* **Task directions**: Using the data below, return all lines in which "Durumu" appears.

Stored data entries:

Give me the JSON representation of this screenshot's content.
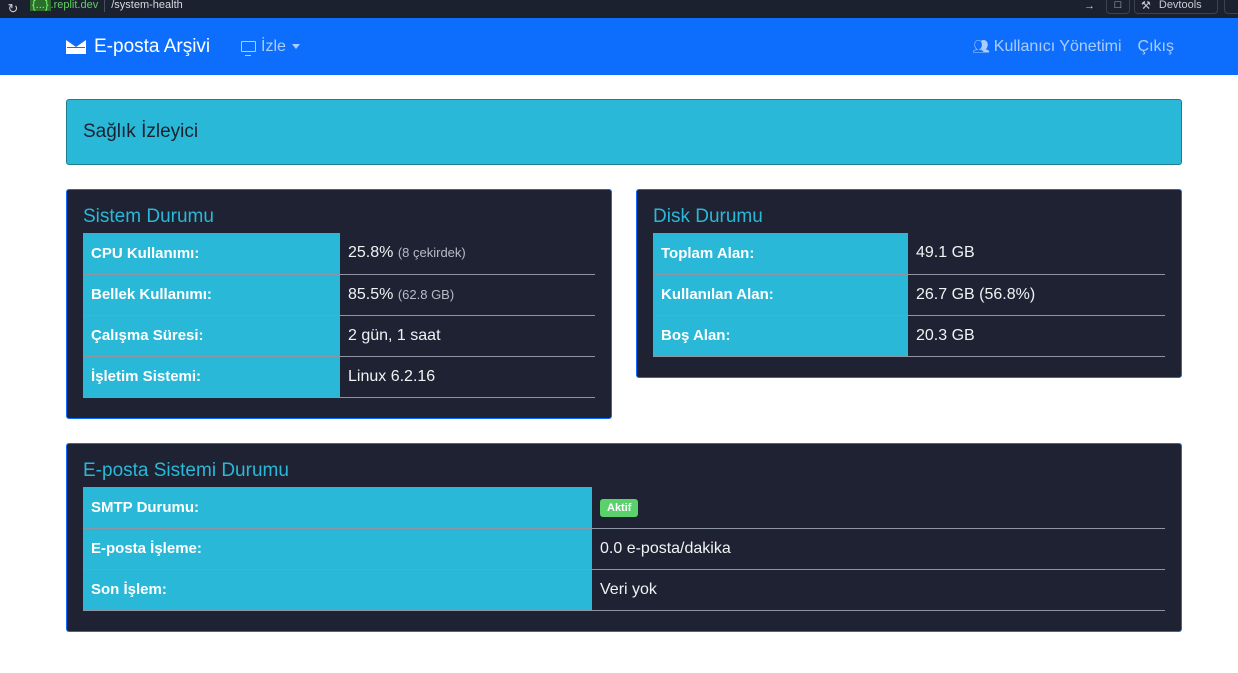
{
  "browser": {
    "domain_prefix": "{...}",
    "domain": ".replit.dev",
    "path": "/system-health",
    "devtools_label": "Devtools"
  },
  "navbar": {
    "brand": "E-posta Arşivi",
    "watch_menu": "İzle",
    "user_management": "Kullanıcı Yönetimi",
    "logout": "Çıkış"
  },
  "page": {
    "title": "Sağlık İzleyici"
  },
  "system_status": {
    "heading": "Sistem Durumu",
    "rows": [
      {
        "label": "CPU Kullanımı:",
        "value": "25.8%",
        "note": "(8 çekirdek)"
      },
      {
        "label": "Bellek Kullanımı:",
        "value": "85.5%",
        "note": "(62.8 GB)"
      },
      {
        "label": "Çalışma Süresi:",
        "value": "2 gün, 1 saat",
        "note": ""
      },
      {
        "label": "İşletim Sistemi:",
        "value": "Linux 6.2.16",
        "note": ""
      }
    ]
  },
  "disk_status": {
    "heading": "Disk Durumu",
    "rows": [
      {
        "label": "Toplam Alan:",
        "value": "49.1 GB"
      },
      {
        "label": "Kullanılan Alan:",
        "value": "26.7 GB (56.8%)"
      },
      {
        "label": "Boş Alan:",
        "value": "20.3 GB"
      }
    ]
  },
  "email_status": {
    "heading": "E-posta Sistemi Durumu",
    "smtp_label": "SMTP Durumu:",
    "smtp_badge": "Aktif",
    "smtp_badge_color": "#5bd16b",
    "processing_label": "E-posta İşleme:",
    "processing_value": "0.0 e-posta/dakika",
    "last_label": "Son İşlem:",
    "last_value": "Veri yok"
  },
  "colors": {
    "navbar": "#0d6efd",
    "accent": "#29b8d7",
    "card_bg": "#1f2233"
  }
}
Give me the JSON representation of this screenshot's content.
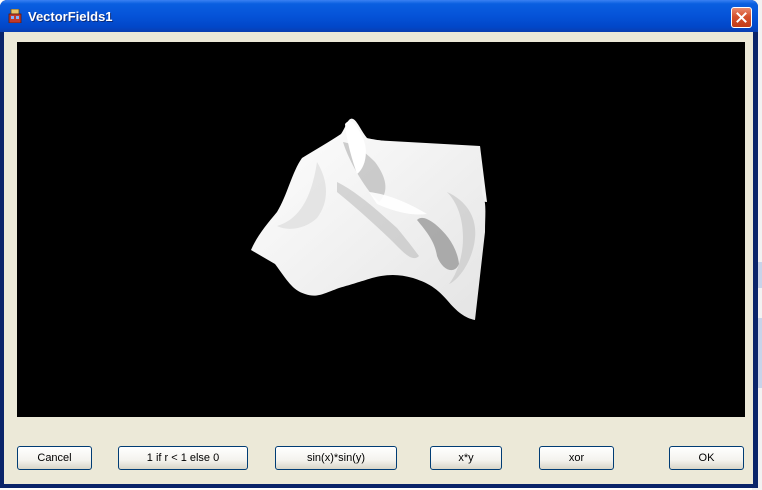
{
  "window": {
    "title": "VectorFields1",
    "icon": "app-icon",
    "close_icon": "close-icon"
  },
  "viewport": {
    "background": "#000000",
    "surface_color": "#ffffff"
  },
  "buttons": {
    "cancel": "Cancel",
    "preset_step": "1 if r < 1 else 0",
    "preset_sinsin": "sin(x)*sin(y)",
    "preset_xy": "x*y",
    "preset_xor": "xor",
    "ok": "OK"
  },
  "colors": {
    "titlebar": "#0553d8",
    "client_bg": "#ece9d8",
    "close_button": "#d5502b"
  }
}
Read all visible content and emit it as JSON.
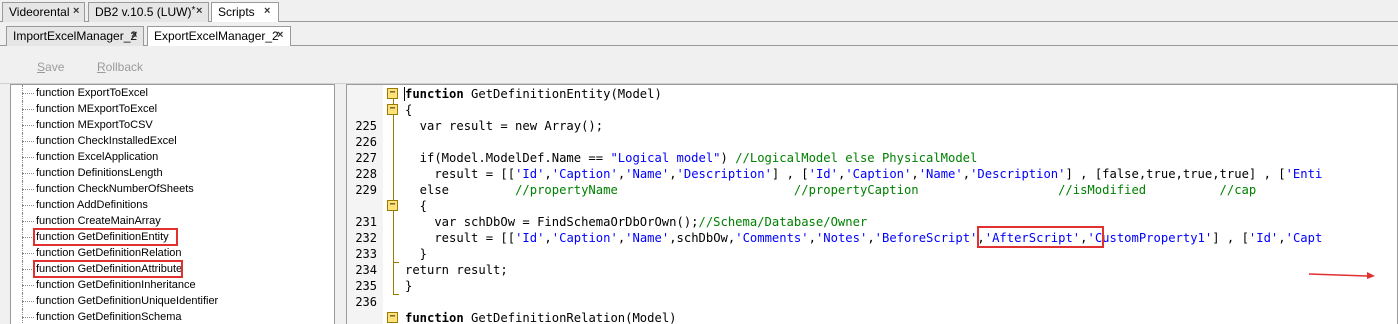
{
  "top_tabs": [
    {
      "label": "Videorental",
      "close": "×"
    },
    {
      "label": "DB2 v.10.5 (LUW)",
      "dirty": "*",
      "close": "×"
    },
    {
      "label": "Scripts",
      "close": "×"
    }
  ],
  "second_tabs": [
    {
      "label": "ImportExcelManager_2",
      "close": "×"
    },
    {
      "label": "ExportExcelManager_2",
      "close": "×"
    }
  ],
  "toolbar": {
    "save_first": "S",
    "save_rest": "ave",
    "rollback_first": "R",
    "rollback_rest": "ollback"
  },
  "tree": {
    "items": [
      "function ExportToExcel",
      "function MExportToExcel",
      "function MExportToCSV",
      "function CheckInstalledExcel",
      "function ExcelApplication",
      "function DefinitionsLength",
      "function CheckNumberOfSheets",
      "function AddDefinitions",
      "function CreateMainArray",
      "function GetDefinitionEntity",
      "function GetDefinitionRelation",
      "function GetDefinitionAttribute",
      "function GetDefinitionInheritance",
      "function GetDefinitionUniqueIdentifier",
      "function GetDefinitionSchema"
    ]
  },
  "editor": {
    "line_numbers": [
      "",
      "",
      "225",
      "226",
      "227",
      "228",
      "229",
      "",
      "231",
      "232",
      "233",
      "234",
      "235",
      "236",
      ""
    ],
    "fold_markers": [
      "−",
      "−",
      "−",
      "−"
    ],
    "lines": {
      "l0_kw": "function",
      "l0_rest": " GetDefinitionEntity(Model)",
      "l1": "{",
      "l2": "  var result = new Array();",
      "l3": "",
      "l4_a": "  if(Model.ModelDef.Name == ",
      "l4_str": "\"Logical model\"",
      "l4_b": ") ",
      "l4_cmt": "//LogicalModel else PhysicalModel",
      "l5_a": "    result = [[",
      "l5_s1": "'Id'",
      "l5_c1": ",",
      "l5_s2": "'Caption'",
      "l5_c2": ",",
      "l5_s3": "'Name'",
      "l5_c3": ",",
      "l5_s4": "'Description'",
      "l5_b": "] , [",
      "l5_s5": "'Id'",
      "l5_c5": ",",
      "l5_s6": "'Caption'",
      "l5_c6": ",",
      "l5_s7": "'Name'",
      "l5_c7": ",",
      "l5_s8": "'Description'",
      "l5_d": "] , [false,true,true,true] , [",
      "l5_s9": "'Enti",
      "l6_a": "  else         ",
      "l6_c1": "//propertyName",
      "l6_sp1": "                        ",
      "l6_c2": "//propertyCaption",
      "l6_sp2": "                   ",
      "l6_c3": "//isModified",
      "l6_sp3": "          ",
      "l6_c4": "//cap",
      "l7": "  {",
      "l8_a": "    var schDbOw = FindSchemaOrDbOrOwn();",
      "l8_cmt": "//Schema/Database/Owner",
      "l9_a": "    result = [[",
      "l9_s1": "'Id'",
      "l9_c1": ",",
      "l9_s2": "'Caption'",
      "l9_c2": ",",
      "l9_s3": "'Name'",
      "l9_c3": ",schDbOw,",
      "l9_s4": "'Comments'",
      "l9_c4": ",",
      "l9_s5": "'Notes'",
      "l9_c5": ",",
      "l9_s6": "'BeforeScript'",
      "l9_c6": ",",
      "l9_s7": "'AfterScript'",
      "l9_c7": ",",
      "l9_s8": "'CustomProperty1'",
      "l9_b": "] , [",
      "l9_s9": "'Id'",
      "l9_c9": ",",
      "l9_s10": "'Capt",
      "l10": "  }",
      "l11": "return result;",
      "l12": "}",
      "l13": "",
      "l14_kw": "function",
      "l14_rest": " GetDefinitionRelation(Model)"
    }
  },
  "colors": {
    "keyword": "#000000",
    "string": "#0000ff",
    "comment": "#008000",
    "highlight_box": "#e03030",
    "fold_marker": "#ffe27a"
  }
}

* **Output of the task**:
    "heading": "Sistem Durumu",
    "heading": "Disk Durumu",
    "heading": "E-posta Sistemi Durumu",
    "smtp_label": "SMTP Durumu:",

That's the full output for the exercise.